Instructions for the task
Apart from the pictures, every entry must be retyped exactly.

Supplied data
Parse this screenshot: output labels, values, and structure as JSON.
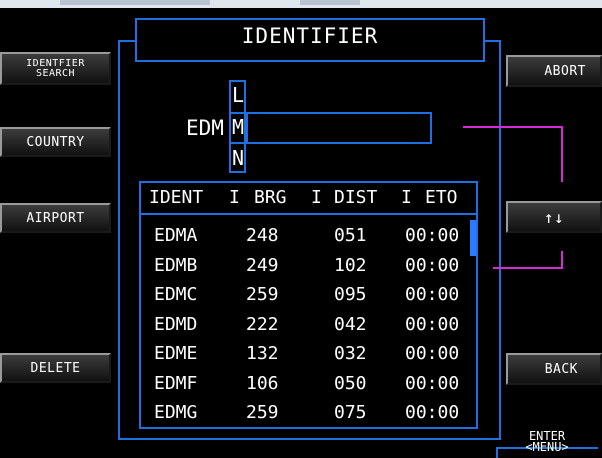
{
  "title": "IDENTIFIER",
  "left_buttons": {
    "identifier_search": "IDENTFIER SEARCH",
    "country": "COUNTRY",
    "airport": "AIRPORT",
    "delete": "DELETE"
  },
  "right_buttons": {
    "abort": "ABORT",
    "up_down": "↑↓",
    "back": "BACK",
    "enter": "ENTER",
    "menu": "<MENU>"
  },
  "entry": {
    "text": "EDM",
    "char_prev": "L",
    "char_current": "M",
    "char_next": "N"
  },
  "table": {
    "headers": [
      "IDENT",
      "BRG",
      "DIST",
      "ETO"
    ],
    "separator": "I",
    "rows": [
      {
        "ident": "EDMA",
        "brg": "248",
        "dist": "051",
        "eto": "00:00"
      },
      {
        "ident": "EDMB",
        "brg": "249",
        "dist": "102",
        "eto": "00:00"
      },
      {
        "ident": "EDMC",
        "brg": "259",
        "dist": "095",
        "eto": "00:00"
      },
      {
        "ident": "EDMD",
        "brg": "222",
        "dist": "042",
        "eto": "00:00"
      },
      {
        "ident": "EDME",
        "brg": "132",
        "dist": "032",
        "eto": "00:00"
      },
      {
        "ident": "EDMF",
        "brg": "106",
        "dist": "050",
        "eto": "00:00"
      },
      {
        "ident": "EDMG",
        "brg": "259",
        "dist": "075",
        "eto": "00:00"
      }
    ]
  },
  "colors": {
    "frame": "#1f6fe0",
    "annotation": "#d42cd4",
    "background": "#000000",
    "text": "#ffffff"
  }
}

Answer to the exercise
Parse this screenshot: output labels, values, and structure as JSON.
{
  "title": "IDENTIFIER",
  "left_buttons": {
    "identifier_search": "IDENTFIER SEARCH",
    "country": "COUNTRY",
    "airport": "AIRPORT",
    "delete": "DELETE"
  },
  "right_buttons": {
    "abort": "ABORT",
    "up_down": "↑↓",
    "back": "BACK",
    "enter": "ENTER",
    "menu": "<MENU>"
  },
  "entry": {
    "text": "EDM",
    "char_prev": "L",
    "char_current": "M",
    "char_next": "N"
  },
  "table": {
    "headers": [
      "IDENT",
      "BRG",
      "DIST",
      "ETO"
    ],
    "separator": "I",
    "rows": [
      {
        "ident": "EDMA",
        "brg": "248",
        "dist": "051",
        "eto": "00:00"
      },
      {
        "ident": "EDMB",
        "brg": "249",
        "dist": "102",
        "eto": "00:00"
      },
      {
        "ident": "EDMC",
        "brg": "259",
        "dist": "095",
        "eto": "00:00"
      },
      {
        "ident": "EDMD",
        "brg": "222",
        "dist": "042",
        "eto": "00:00"
      },
      {
        "ident": "EDME",
        "brg": "132",
        "dist": "032",
        "eto": "00:00"
      },
      {
        "ident": "EDMF",
        "brg": "106",
        "dist": "050",
        "eto": "00:00"
      },
      {
        "ident": "EDMG",
        "brg": "259",
        "dist": "075",
        "eto": "00:00"
      }
    ]
  },
  "colors": {
    "frame": "#1f6fe0",
    "annotation": "#d42cd4",
    "background": "#000000",
    "text": "#ffffff"
  }
}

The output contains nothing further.